Colombian President Juan Manuel Santos announced Friday that his country will formally become NATO’s first Latin American “global partner,” beginning next week.
In a televised address from the presidential Narino Palace and on Twitter, Santos said: “We will formalize in Brussels next week — and this is very important — the entry of Colombia into NATO in the category of global partner. We will be the only country in Latin America with this privilege.”
Santos, the 2016 Nobel Peace Prize laureate, who made peace with FARC rebels, said the move would improve Colombia’s image on the world stage.
Colombia and NATO reached a partnership deal in May 2017 following the conclusion of the peace accord with FARC, now a political party.
Areas of cooperation include cybersecurity, maritime security, terrorism and its links to organized crime, and building the capacities and capabilities of the Colombian armed forces, according to a statement posted on NATO’s website.
In addition to Colombia, NATO lists Afghanistan, Australia, Iraq, Japan, the Republic of Korea, Mongolia, New Zealand and Pakistan as “partners across the globe” or simply “global partners.”

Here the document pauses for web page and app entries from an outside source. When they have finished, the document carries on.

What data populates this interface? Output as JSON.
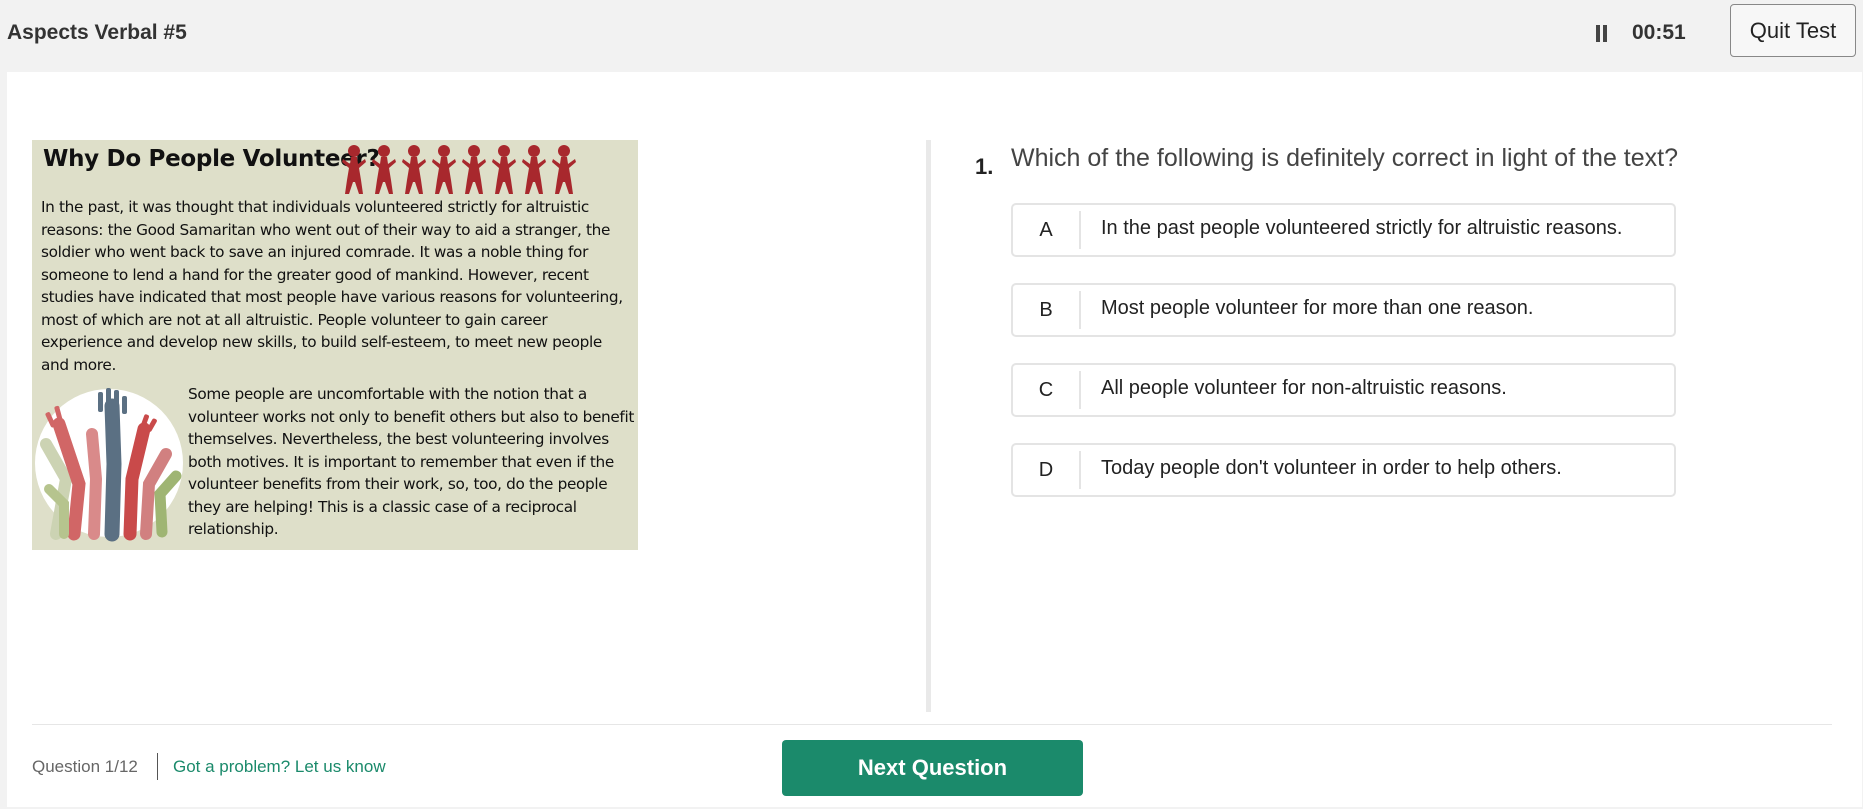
{
  "header": {
    "title": "Aspects Verbal #5",
    "timer": "00:51",
    "quit_label": "Quit Test"
  },
  "passage": {
    "title": "Why Do People Volunteer?",
    "paragraph1": "In the past, it was thought that individuals volunteered strictly for altruistic reasons: the Good Samaritan who went out of their way to aid a stranger, the soldier who went back to save an injured comrade. It was a noble thing for someone to lend a hand for the greater good of mankind. However, recent studies have indicated that most people have various reasons for volunteering, most of which are not at all altruistic. People volunteer to gain career experience and develop new skills, to build self-esteem, to meet new people and more.",
    "paragraph2": "Some people are uncomfortable with the notion that a volunteer works not only to benefit others but also to benefit themselves. Nevertheless, the best volunteering involves both motives.  It is important to remember that even if the volunteer benefits from their work, so, too, do the people they are helping! This is a classic case of a reciprocal relationship."
  },
  "question": {
    "number": "1.",
    "text": "Which of the following is definitely correct in light of the text?",
    "options": [
      {
        "letter": "A",
        "text": "In the past people volunteered strictly for altruistic reasons."
      },
      {
        "letter": "B",
        "text": "Most people volunteer for more than one reason."
      },
      {
        "letter": "C",
        "text": "All people volunteer for non-altruistic reasons."
      },
      {
        "letter": "D",
        "text": "Today people don't volunteer in order to help others."
      }
    ]
  },
  "footer": {
    "progress": "Question 1/12",
    "problem_link": "Got a problem? Let us know",
    "next_label": "Next Question"
  },
  "colors": {
    "accent": "#1b8a6b",
    "passage_bg": "#dedfc9",
    "figures": "#a8282d"
  },
  "icons": [
    "pause-icon",
    "paper-people-chain-illustration",
    "raised-hands-illustration"
  ]
}
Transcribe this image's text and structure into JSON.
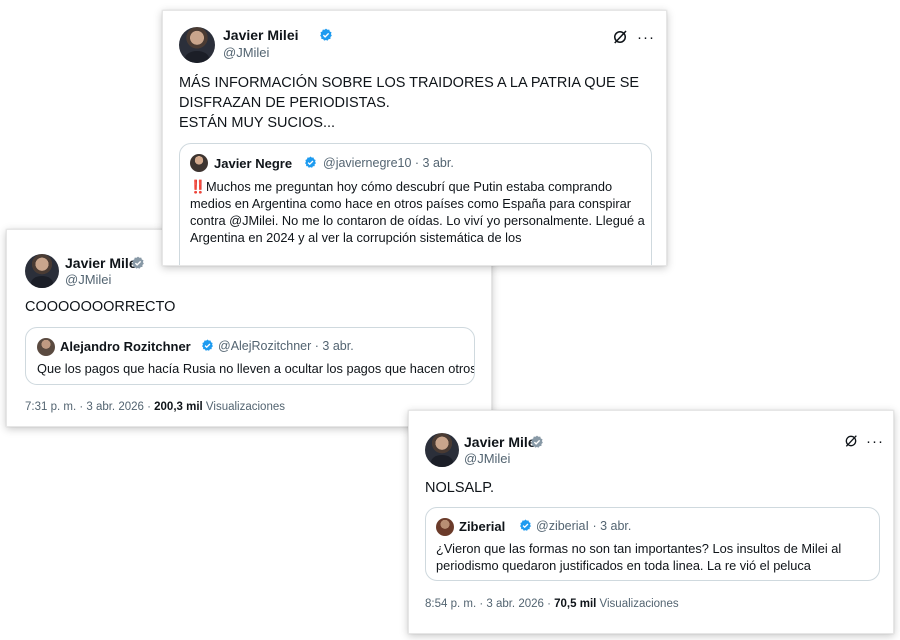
{
  "colors": {
    "verified": "#1d9bf0",
    "secondary_text": "#536471",
    "border": "#cfd9de",
    "alert": "#e0245e"
  },
  "tweet1": {
    "author_name": "Javier Milei",
    "author_handle": "@JMilei",
    "icons": [
      "verified-badge-icon",
      "grok-icon",
      "more-icon"
    ],
    "more_label": "···",
    "text_lines": [
      "MÁS INFORMACIÓN SOBRE LOS TRAIDORES A LA PATRIA QUE SE",
      "DISFRAZAN DE PERIODISTAS.",
      "ESTÁN MUY SUCIOS..."
    ],
    "quote": {
      "author_name": "Javier Negre",
      "handle_date": "@javiernegre10 · 3 abr.",
      "emoji": "‼️",
      "text_lines": [
        "Muchos me preguntan hoy cómo descubrí que Putin estaba comprando",
        "medios en Argentina como hace en otros países como España para conspirar",
        "contra @JMilei. No me lo contaron de oídas. Lo viví yo personalmente. Llegué a",
        "Argentina en 2024 y al ver la corrupción sistemática de los"
      ]
    }
  },
  "tweet2": {
    "author_name": "Javier Milei",
    "author_handle": "@JMilei",
    "text": "COOOOOOORRECTO",
    "quote": {
      "author_name": "Alejandro Rozitchner",
      "handle_date": "@AlejRozitchner · 3 abr.",
      "text": "Que los pagos que hacía Rusia no lleven a ocultar los pagos que hacen otros."
    },
    "footer": {
      "time": "7:31 p. m. · 3 abr. 2026 · ",
      "views": "200,3 mil",
      "views_label": " Visualizaciones"
    }
  },
  "tweet3": {
    "author_name": "Javier Milei",
    "author_handle": "@JMilei",
    "more_label": "···",
    "text": "NOLSALP.",
    "quote": {
      "author_name": "Ziberial",
      "handle_date": "@ziberiaI · 3 abr.",
      "text_lines": [
        "¿Vieron que las formas no son tan importantes? Los insultos de Milei al",
        "periodismo quedaron justificados en toda linea. La re vió el peluca"
      ]
    },
    "footer": {
      "time": "8:54 p. m. · 3 abr. 2026 · ",
      "views": "70,5 mil",
      "views_label": " Visualizaciones"
    }
  }
}
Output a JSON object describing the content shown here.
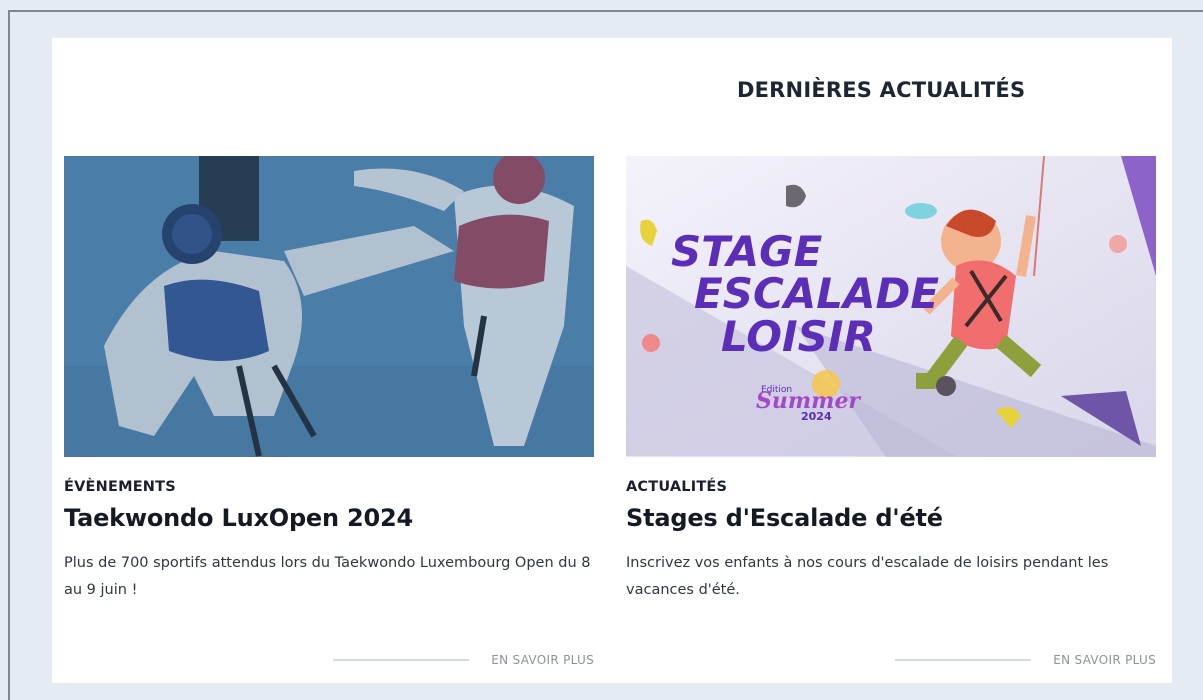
{
  "section": {
    "title": "DERNIÈRES ACTUALITÉS"
  },
  "cards": [
    {
      "category": "ÉVÈNEMENTS",
      "title": "Taekwondo LuxOpen 2024",
      "excerpt": "Plus de 700 sportifs attendus lors du Taekwondo Luxembourg Open du 8 au 9 juin !",
      "link_label": "EN SAVOIR PLUS",
      "image_icon": "taekwondo-photo"
    },
    {
      "category": "ACTUALITÉS",
      "title": "Stages d'Escalade d'été",
      "excerpt": "Inscrivez vos enfants à nos cours d'escalade de loisirs pendant les vacances d'été.",
      "link_label": "EN SAVOIR PLUS",
      "image_icon": "climbing-poster",
      "poster": {
        "line1": "STAGE",
        "line2": "ESCALADE",
        "line3": "LOISIR",
        "edition": "Edition",
        "season": "Summer",
        "year": "2024"
      }
    }
  ],
  "colors": {
    "page_bg": "#e4ebf3",
    "panel_bg": "#ffffff",
    "text_dark": "#141a24",
    "link_muted": "#8b939e",
    "photo_tint": "#4b7fa8",
    "poster_purple": "#5b2db8"
  }
}
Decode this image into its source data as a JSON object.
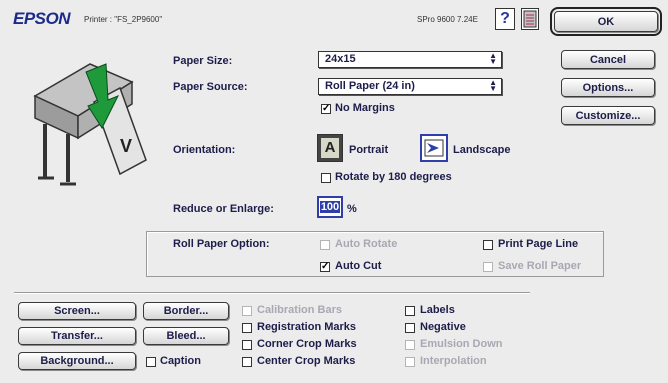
{
  "header": {
    "brand": "EPSON",
    "printer_label": "Printer : \"FS_2P9600\"",
    "version": "SPro 9600 7.24E",
    "help_label": "?"
  },
  "buttons": {
    "ok": "OK",
    "cancel": "Cancel",
    "options": "Options...",
    "customize": "Customize...",
    "screen": "Screen...",
    "transfer": "Transfer...",
    "background": "Background...",
    "border": "Border...",
    "bleed": "Bleed..."
  },
  "paper": {
    "size_label": "Paper Size:",
    "size_value": "24x15",
    "source_label": "Paper Source:",
    "source_value": "Roll Paper (24 in)",
    "no_margins": "No Margins"
  },
  "orientation": {
    "label": "Orientation:",
    "portrait": "Portrait",
    "landscape": "Landscape",
    "rotate": "Rotate by 180 degrees",
    "selected": "Landscape"
  },
  "reduce": {
    "label": "Reduce or Enlarge:",
    "value": "100",
    "unit": "%"
  },
  "roll_paper": {
    "label": "Roll Paper Option:",
    "auto_rotate": "Auto Rotate",
    "auto_cut": "Auto Cut",
    "print_page_line": "Print Page Line",
    "save_roll_paper": "Save Roll Paper"
  },
  "print_options": {
    "caption": "Caption",
    "calibration_bars": "Calibration Bars",
    "registration_marks": "Registration Marks",
    "corner_crop_marks": "Corner Crop Marks",
    "center_crop_marks": "Center Crop Marks",
    "labels": "Labels",
    "negative": "Negative",
    "emulsion_down": "Emulsion Down",
    "interpolation": "Interpolation"
  },
  "preview": {
    "page_letter": "V"
  },
  "check_mark": "✓",
  "icons": {
    "help": "help-icon",
    "printer_manual": "printer-manual-icon",
    "portrait": "portrait-icon",
    "landscape": "landscape-icon"
  },
  "colors": {
    "brand": "#1c2a8a",
    "preview_arrow": "#1e9a3a",
    "selection": "#2f3ea8"
  }
}
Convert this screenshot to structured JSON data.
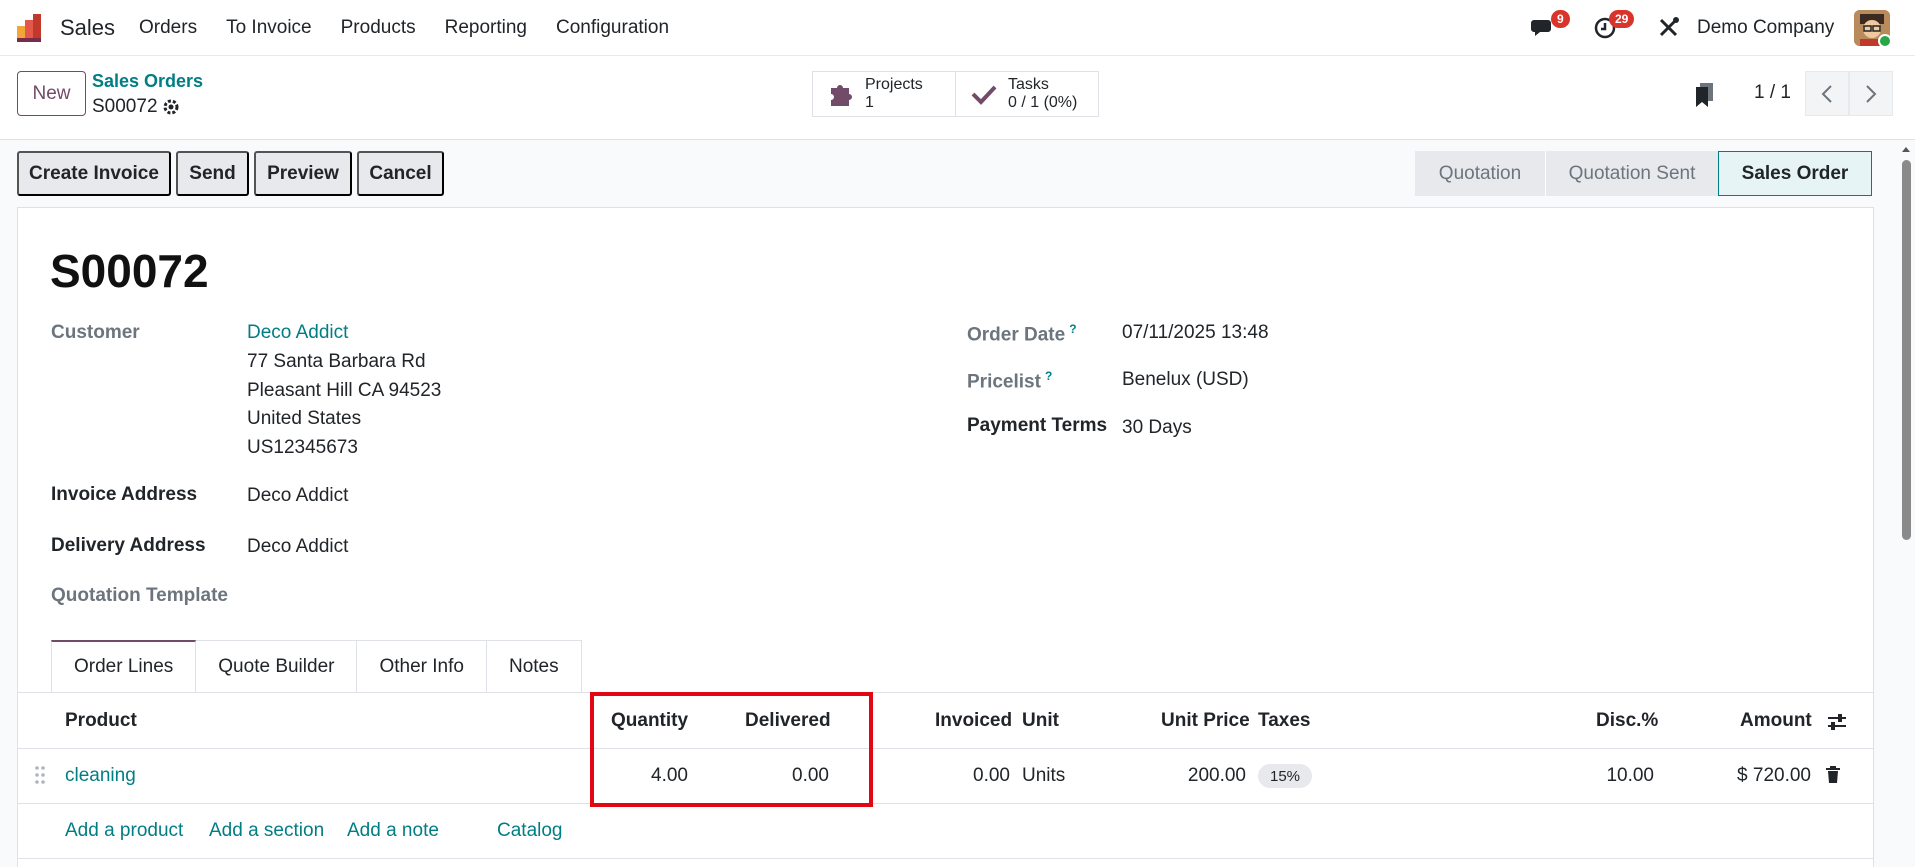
{
  "navbar": {
    "app_name": "Sales",
    "menu": [
      "Orders",
      "To Invoice",
      "Products",
      "Reporting",
      "Configuration"
    ],
    "messages_badge": "9",
    "activities_badge": "29",
    "company": "Demo Company"
  },
  "control_panel": {
    "new_label": "New",
    "breadcrumb": "Sales Orders",
    "record": "S00072",
    "smart_buttons": [
      {
        "label": "Projects",
        "value": "1"
      },
      {
        "label": "Tasks",
        "value": "0 / 1 (0%)"
      }
    ],
    "pager": "1 / 1"
  },
  "actions": [
    "Create Invoice",
    "Send",
    "Preview",
    "Cancel"
  ],
  "status_steps": [
    "Quotation",
    "Quotation Sent",
    "Sales Order"
  ],
  "status_active": "Sales Order",
  "form": {
    "title": "S00072",
    "customer_label": "Customer",
    "customer_name": "Deco Addict",
    "customer_address": [
      "77 Santa Barbara Rd",
      "Pleasant Hill CA 94523",
      "United States",
      "US12345673"
    ],
    "invoice_address_label": "Invoice Address",
    "invoice_address": "Deco Addict",
    "delivery_address_label": "Delivery Address",
    "delivery_address": "Deco Addict",
    "quotation_template_label": "Quotation Template",
    "order_date_label": "Order Date",
    "order_date": "07/11/2025 13:48",
    "pricelist_label": "Pricelist",
    "pricelist": "Benelux (USD)",
    "payment_terms_label": "Payment Terms",
    "payment_terms": "30 Days",
    "help_mark": "?"
  },
  "tabs": [
    "Order Lines",
    "Quote Builder",
    "Other Info",
    "Notes"
  ],
  "table": {
    "headers": {
      "product": "Product",
      "quantity": "Quantity",
      "delivered": "Delivered",
      "invoiced": "Invoiced",
      "unit": "Unit",
      "unit_price": "Unit Price",
      "taxes": "Taxes",
      "disc": "Disc.%",
      "amount": "Amount"
    },
    "row": {
      "product": "cleaning",
      "quantity": "4.00",
      "delivered": "0.00",
      "invoiced": "0.00",
      "unit": "Units",
      "unit_price": "200.00",
      "taxes": "15%",
      "disc": "10.00",
      "amount": "$ 720.00"
    },
    "add_links": [
      "Add a product",
      "Add a section",
      "Add a note",
      "Catalog"
    ]
  },
  "colors": {
    "brand": "#714b67",
    "link": "#017e84",
    "highlight": "#e30613"
  }
}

Each country “has developed an Individual Partnership Cooperation Program” with the 29-country U.S.-led alliance. Many of them are actively contributing to NATO missions.